Two petitions. Two points of view. All over one location — 5731 Broadway.
A meeting set for Aug. 17 to finalize the contract for a proposed transitional housing facility for 83 homeless families kick-started the creation of two rival petitions.
North Bronx Racial Justice has organized one petition in support of the housing plan asking the community to welcome the incoming families, while another organized by an anonymous self-described Kingsbridge resident is against the facility.
“I’m in favor of the transitional housing because I do think that the de Blasio administration’s borough-based approach … is a far more humane one than the earlier program where homeless folks with families and children were shipped far from their neighborhood of origin,” said Jennifer Scarlott, a founding member of Bronx Climate Justice North.
Scarlott is working with the newly formed North Bronx Racial Justice group to gather support for 5731 Broadway. It also was formed to correct some of the misperceptions about homeless families, she said. For example, 70 percent of the city’s homeless population are families with children, and most are headed by women in their late 20s who are mothers of two, according to a flyer the group has posted around the community.

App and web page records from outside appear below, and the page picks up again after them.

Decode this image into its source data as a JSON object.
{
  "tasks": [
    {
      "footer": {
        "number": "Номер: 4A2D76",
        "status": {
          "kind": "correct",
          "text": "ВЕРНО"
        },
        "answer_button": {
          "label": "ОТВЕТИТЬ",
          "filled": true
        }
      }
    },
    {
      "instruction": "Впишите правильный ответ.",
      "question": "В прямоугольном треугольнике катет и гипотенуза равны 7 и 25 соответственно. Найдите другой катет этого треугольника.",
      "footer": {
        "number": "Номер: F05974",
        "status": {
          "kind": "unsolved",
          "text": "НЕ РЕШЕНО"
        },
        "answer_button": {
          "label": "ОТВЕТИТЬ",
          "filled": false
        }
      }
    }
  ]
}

Scarlott admits 5731 Broadway developer Stagg Group and the city’s homeless services department were not upfront with their intentions for the space with Community Board 8 and neighbors. While that has created some tension, Scarlott feels it doesn’t mean the project should be killed completely.
“As our petition says, we do understand the CB8 board members and local elected officials do have to do due diligence, and they do have to make sure that there’s consultation and transparency, and that they are allowed every opportunity to calmly represent the interests of the area,” she said. However, some disparaging remarks about the shelter is nothing more than a “smokescreen” attacking minorities and people of color, including some comments posted on The Riverdale Press website.
“Part of our petition … asks our local officials and Community Board 8 members to also call out racism as its really being expressed by some people … and to say there is no place for hate in any community,” Scarlott said.
Created over the weekend, “Welcome Homeless Families With Children to Bronx Community Board 8” had 153 of the 200 requested signatures as of Tuesday afternoon. Copies of the petition will be sent to elected officials like U.S. Rep. Eliot Engel, Assemblyman Jeffrey Dinowitz and Councilman Andrew Cohen.
The petition “Deny Stagg Lies: Affordable Housing Bait and Switch in the Bronx,” was organized by someone identified only as “Kbridge Resident.” It offers a different perspective on the transitional housing facility.
“Kbridge Resident” called the homeless shelter a “classic story of bait and switch.” The petitioner added that the community was excited to learn of the new, luxury, affordable apartment complex because it improved the area while providing affordable housing.
By switching it to a transitional homeless facility, the petitioner said, the community loses all that.
The petition called out Stagg Group president Mark Stagg for repeatedly denying to local leaders 5731 Broadway would be used as a site for the homeless.
Praxis Housing Initiatives, who is set to manage 5731 Broadway, is expected to populate the shelter with “consistently homeless, drug-addicted, mentally-ill, criminals,” according to the petition.
“Kbridge Resident” also cited the January 2016 murder of Adam Garcia, a night manager at the McDonald’s in Kingsbridge, as a safety concern for the community when it comes to the homeless. Arrested in that attack was Rafael Gonzalez, who police described as homeless.
As of Tuesday, 312 of the requested 500 signatures had been collected for that petition. Some of the parties expected to receive it include Stagg Group, Mayor Bill de Blasio, Praxis, and the homeless services department.
Both petitions were started on the website Change.org.
The plans at 5731 Broadway could become official Aug. 17 when the Mayor’s Office of Contract Services meets at 10 a.m. at 1 Centre St., Mezzanine, in Manhattan. Anyone wishing to speak at the hearing would need to prepare their comments in advance, limit it to three minutes, and provide three copies of their comments to the committee.
Scarlott’s group has scheduled a meeting with Praxis leaders Thursday to review the group’s plans, and to “hold them accountable.”